Going through a divorce or a break-up from a significant relationship can be life-altering. While leaving a toxic relationship can be healthy in the long run, moving on can be quite difficult for most people at first. It is normal to feel sad and tearful, to have flashbacks of memories together and to want to isolate oneself to avoid answering questions from bystanders. It is also normal to feel guilty – “Could I have made this relationship work?” and to doubt the decision to break up, “Can I have it better than I did?” Feeling hurt, angry or scared is also quite natural. For most people, a lot of emotional work is needed to get through the first few days, weeks and months following a significant break-up, not to mention dealing with the logistics around a messy divorce.
After the immediate pain and shock of the separation starts to lift, you have to try to seek out a new normal and to build a healthy relationship with yourself. Although there is no magic recipe, here are some positive ways of thinking and being that might be helpful:
- Forgive yourself: It takes two to tango. Regardless of the circumstances around your break-up, chances are that no one party is entirely to blame. Do not make yourself suffer through guilt and anxiety by perseverating on your role to play in the break up.
- Prioritize on self-care: Take all the time and energy that you spent on yourselves as a couple and use it towards taking care of yourself. Prioritize your own emotional care and well-being, whether that means making time for exercise, eating well or enjoying some spa time to energize yourself. Get involved in that hobby that you never took up or go travel if your situation permits.

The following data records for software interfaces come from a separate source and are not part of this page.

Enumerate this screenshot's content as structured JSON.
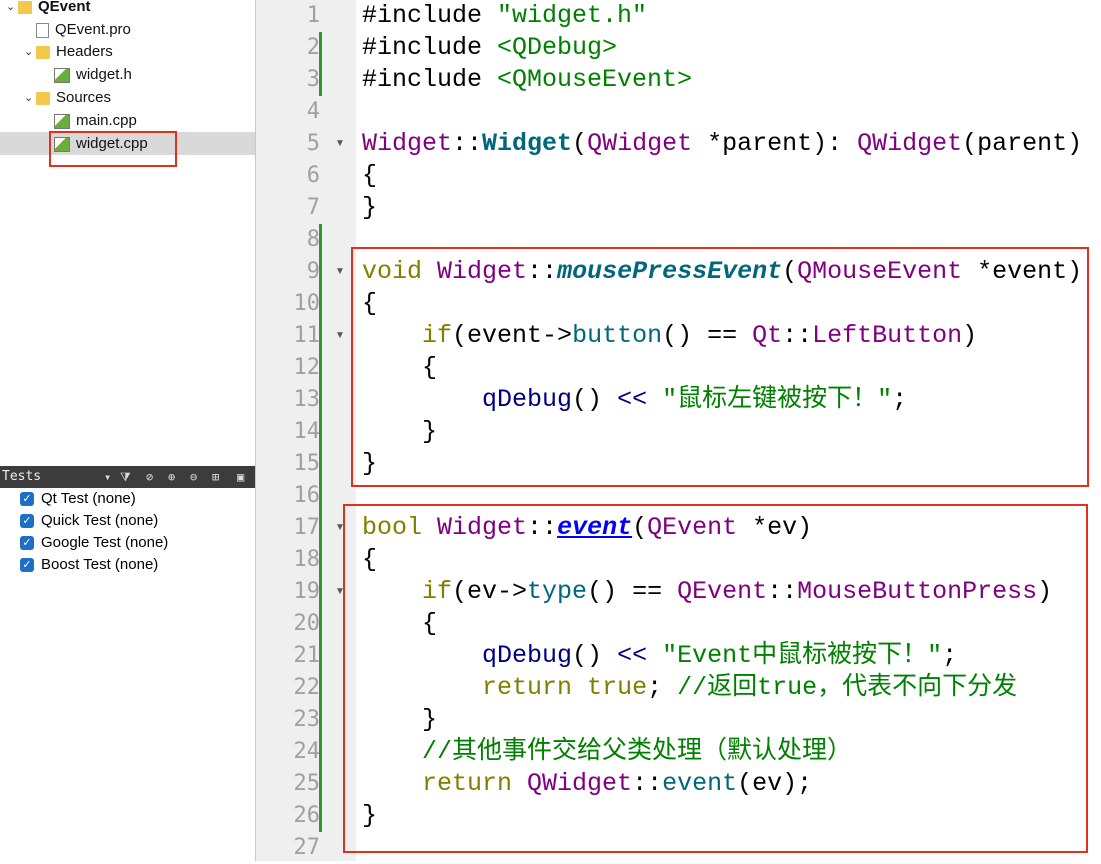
{
  "project_tree": {
    "items": [
      {
        "label": "QEvent",
        "icon": "qt-project-folder-icon",
        "level": 0,
        "expanded": true,
        "bold": true
      },
      {
        "label": "QEvent.pro",
        "icon": "pro-file-icon",
        "level": 1
      },
      {
        "label": "Headers",
        "icon": "headers-folder-icon",
        "level": 1,
        "expanded": true
      },
      {
        "label": "widget.h",
        "icon": "header-file-icon",
        "level": 2
      },
      {
        "label": "Sources",
        "icon": "sources-folder-icon",
        "level": 1,
        "expanded": true
      },
      {
        "label": "main.cpp",
        "icon": "cpp-file-icon",
        "level": 2
      },
      {
        "label": "widget.cpp",
        "icon": "cpp-file-icon",
        "level": 2,
        "selected": true
      }
    ]
  },
  "tests_panel": {
    "title": "Tests",
    "items": [
      {
        "label": "Qt Test (none)",
        "checked": true
      },
      {
        "label": "Quick Test (none)",
        "checked": true
      },
      {
        "label": "Google Test (none)",
        "checked": true
      },
      {
        "label": "Boost Test (none)",
        "checked": true
      }
    ]
  },
  "editor": {
    "lines": [
      {
        "n": "1",
        "tokens": [
          [
            "#include ",
            ""
          ],
          [
            "\"widget.h\"",
            "st"
          ]
        ]
      },
      {
        "n": "2",
        "changed": true,
        "tokens": [
          [
            "#include ",
            ""
          ],
          [
            "<QDebug>",
            "st"
          ]
        ]
      },
      {
        "n": "3",
        "changed": true,
        "tokens": [
          [
            "#include ",
            ""
          ],
          [
            "<QMouseEvent>",
            "st"
          ]
        ]
      },
      {
        "n": "4",
        "tokens": []
      },
      {
        "n": "5",
        "fold": true,
        "tokens": [
          [
            "Widget",
            "ty"
          ],
          [
            "::",
            ""
          ],
          [
            "Widget",
            "fn"
          ],
          [
            "(",
            ""
          ],
          [
            "QWidget",
            "ty"
          ],
          [
            " *parent): ",
            ""
          ],
          [
            "QWidget",
            "ty"
          ],
          [
            "(parent)",
            ""
          ]
        ]
      },
      {
        "n": "6",
        "tokens": [
          [
            "{",
            ""
          ]
        ]
      },
      {
        "n": "7",
        "tokens": [
          [
            "}",
            ""
          ]
        ]
      },
      {
        "n": "8",
        "changed": true,
        "tokens": []
      },
      {
        "n": "9",
        "changed": true,
        "fold": true,
        "tokens": [
          [
            "void",
            "kw"
          ],
          [
            " ",
            ""
          ],
          [
            "Widget",
            "ty"
          ],
          [
            "::",
            ""
          ],
          [
            "mousePressEvent",
            "fi"
          ],
          [
            "(",
            ""
          ],
          [
            "QMouseEvent",
            "ty"
          ],
          [
            " *event)",
            ""
          ]
        ]
      },
      {
        "n": "10",
        "changed": true,
        "tokens": [
          [
            "{",
            ""
          ]
        ]
      },
      {
        "n": "11",
        "changed": true,
        "fold": true,
        "tokens": [
          [
            "    ",
            ""
          ],
          [
            "if",
            "kw"
          ],
          [
            "(event->",
            ""
          ],
          [
            "button",
            "cl"
          ],
          [
            "() == ",
            ""
          ],
          [
            "Qt",
            "ty"
          ],
          [
            "::",
            ""
          ],
          [
            "LeftButton",
            "ty"
          ],
          [
            ")",
            ""
          ]
        ]
      },
      {
        "n": "12",
        "changed": true,
        "tokens": [
          [
            "    {",
            ""
          ]
        ]
      },
      {
        "n": "13",
        "changed": true,
        "tokens": [
          [
            "        ",
            ""
          ],
          [
            "qDebug",
            "db"
          ],
          [
            "() ",
            ""
          ],
          [
            "<<",
            "op"
          ],
          [
            " ",
            ""
          ],
          [
            "\"鼠标左键被按下！\"",
            "st"
          ],
          [
            ";",
            ""
          ]
        ]
      },
      {
        "n": "14",
        "changed": true,
        "tokens": [
          [
            "    }",
            ""
          ]
        ]
      },
      {
        "n": "15",
        "changed": true,
        "tokens": [
          [
            "}",
            ""
          ]
        ]
      },
      {
        "n": "16",
        "changed": true,
        "tokens": []
      },
      {
        "n": "17",
        "changed": true,
        "fold": true,
        "tokens": [
          [
            "bool",
            "kw"
          ],
          [
            " ",
            ""
          ],
          [
            "Widget",
            "ty"
          ],
          [
            "::",
            ""
          ],
          [
            "event",
            "fu"
          ],
          [
            "(",
            ""
          ],
          [
            "QEvent",
            "ty"
          ],
          [
            " *ev)",
            ""
          ]
        ]
      },
      {
        "n": "18",
        "changed": true,
        "tokens": [
          [
            "{",
            ""
          ]
        ]
      },
      {
        "n": "19",
        "changed": true,
        "fold": true,
        "tokens": [
          [
            "    ",
            ""
          ],
          [
            "if",
            "kw"
          ],
          [
            "(ev->",
            ""
          ],
          [
            "type",
            "cl"
          ],
          [
            "() == ",
            ""
          ],
          [
            "QEvent",
            "ty"
          ],
          [
            "::",
            ""
          ],
          [
            "MouseButtonPress",
            "ty"
          ],
          [
            ")",
            ""
          ]
        ]
      },
      {
        "n": "20",
        "changed": true,
        "tokens": [
          [
            "    {",
            ""
          ]
        ]
      },
      {
        "n": "21",
        "changed": true,
        "tokens": [
          [
            "        ",
            ""
          ],
          [
            "qDebug",
            "db"
          ],
          [
            "() ",
            ""
          ],
          [
            "<<",
            "op"
          ],
          [
            " ",
            ""
          ],
          [
            "\"Event中鼠标被按下！\"",
            "st"
          ],
          [
            ";",
            ""
          ]
        ]
      },
      {
        "n": "22",
        "changed": true,
        "tokens": [
          [
            "        ",
            ""
          ],
          [
            "return",
            "kw"
          ],
          [
            " ",
            ""
          ],
          [
            "true",
            "kw"
          ],
          [
            "; ",
            ""
          ],
          [
            "//返回true，代表不向下分发",
            "cm"
          ]
        ]
      },
      {
        "n": "23",
        "changed": true,
        "tokens": [
          [
            "    }",
            ""
          ]
        ]
      },
      {
        "n": "24",
        "changed": true,
        "tokens": [
          [
            "    ",
            ""
          ],
          [
            "//其他事件交给父类处理（默认处理）",
            "cm"
          ]
        ]
      },
      {
        "n": "25",
        "changed": true,
        "tokens": [
          [
            "    ",
            ""
          ],
          [
            "return",
            "kw"
          ],
          [
            " ",
            ""
          ],
          [
            "QWidget",
            "ty"
          ],
          [
            "::",
            ""
          ],
          [
            "event",
            "cl"
          ],
          [
            "(ev);",
            ""
          ]
        ]
      },
      {
        "n": "26",
        "changed": true,
        "tokens": [
          [
            "}",
            ""
          ]
        ]
      },
      {
        "n": "27",
        "tokens": []
      }
    ]
  },
  "colors": {
    "highlight_box": "#e0301e",
    "change_bar": "#2a9a2a"
  }
}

- Seek support: As you are working on yourself singularly, it is essential to reach out to family and friends for support. This can be especially difficult if your natural inclination is to retreat and isolate yourself. But you will likely feel better talking about your emotions with someone that cares about your well-being. You can also try to seek out professional help from a counselor or therapist if that helps you to work through your emotions.
- Establish a working relationship with your ex-partner: This is crucial, especially if you share children and plan to co-parent or if you think that you will run into each other in social or professional gatherings. A working relationship will not only make life logistically easier but it will prevent you from being triggered every time you come across your partner.
Commit yourself to letting your past make you better, not bitter. Life will move on, one way or another. At some point, you have to learn to let go of your grief in a healthy way and think about how you grew as a result of this challenge in your life. Take these lessons and try to become a better person, whatever that means for you in your life. Giving yourself time and getting support are antidotes to the anguish of separation. But the most important factor in the equation of getting back on your feet is taking care of you.